- _Your task_:
Each record below must be written out again in exactly the same form.
-----
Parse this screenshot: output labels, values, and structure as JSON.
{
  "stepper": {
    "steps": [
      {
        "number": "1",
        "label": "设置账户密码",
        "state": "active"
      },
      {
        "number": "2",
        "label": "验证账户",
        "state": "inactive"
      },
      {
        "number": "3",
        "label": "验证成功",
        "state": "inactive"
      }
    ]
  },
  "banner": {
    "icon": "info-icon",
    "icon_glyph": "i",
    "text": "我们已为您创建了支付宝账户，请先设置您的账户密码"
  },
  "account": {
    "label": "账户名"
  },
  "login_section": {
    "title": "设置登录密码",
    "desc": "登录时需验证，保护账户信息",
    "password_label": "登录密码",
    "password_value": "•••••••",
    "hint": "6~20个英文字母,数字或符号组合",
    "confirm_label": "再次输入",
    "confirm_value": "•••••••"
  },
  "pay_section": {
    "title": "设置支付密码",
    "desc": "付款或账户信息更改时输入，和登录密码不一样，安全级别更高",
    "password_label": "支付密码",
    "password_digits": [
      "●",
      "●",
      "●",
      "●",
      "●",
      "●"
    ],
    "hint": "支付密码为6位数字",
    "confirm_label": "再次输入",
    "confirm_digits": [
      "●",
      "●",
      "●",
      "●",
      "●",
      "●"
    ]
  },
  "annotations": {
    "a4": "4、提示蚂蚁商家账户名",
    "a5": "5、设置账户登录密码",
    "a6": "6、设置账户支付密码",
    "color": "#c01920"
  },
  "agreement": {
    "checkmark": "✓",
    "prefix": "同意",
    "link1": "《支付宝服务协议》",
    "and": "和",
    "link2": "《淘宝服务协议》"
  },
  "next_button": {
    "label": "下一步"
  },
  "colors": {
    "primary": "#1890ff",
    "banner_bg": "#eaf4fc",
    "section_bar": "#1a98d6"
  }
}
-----
- _Finished task_:
Parse this screenshot: output labels, values, and structure as JSON.
{
  "stepper": {
    "steps": [
      {
        "number": "1",
        "label": "设置账户密码",
        "state": "active"
      },
      {
        "number": "2",
        "label": "验证账户",
        "state": "inactive"
      },
      {
        "number": "3",
        "label": "验证成功",
        "state": "inactive"
      }
    ]
  },
  "banner": {
    "icon": "info-icon",
    "icon_glyph": "i",
    "text": "我们已为您创建了支付宝账户，请先设置您的账户密码"
  },
  "account": {
    "label": "账户名"
  },
  "login_section": {
    "title": "设置登录密码",
    "desc": "登录时需验证，保护账户信息",
    "password_label": "登录密码",
    "password_value": "•••••••",
    "hint": "6~20个英文字母,数字或符号组合",
    "confirm_label": "再次输入",
    "confirm_value": "•••••••"
  },
  "pay_section": {
    "title": "设置支付密码",
    "desc": "付款或账户信息更改时输入，和登录密码不一样，安全级别更高",
    "password_label": "支付密码",
    "password_digits": [
      "●",
      "●",
      "●",
      "●",
      "●",
      "●"
    ],
    "hint": "支付密码为6位数字",
    "confirm_label": "再次输入",
    "confirm_digits": [
      "●",
      "●",
      "●",
      "●",
      "●",
      "●"
    ]
  },
  "annotations": {
    "a4": "4、提示蚂蚁商家账户名",
    "a5": "5、设置账户登录密码",
    "a6": "6、设置账户支付密码",
    "color": "#c01920"
  },
  "agreement": {
    "checkmark": "✓",
    "prefix": "同意",
    "link1": "《支付宝服务协议》",
    "and": "和",
    "link2": "《淘宝服务协议》"
  },
  "next_button": {
    "label": "下一步"
  },
  "colors": {
    "primary": "#1890ff",
    "banner_bg": "#eaf4fc",
    "section_bar": "#1a98d6"
  }
}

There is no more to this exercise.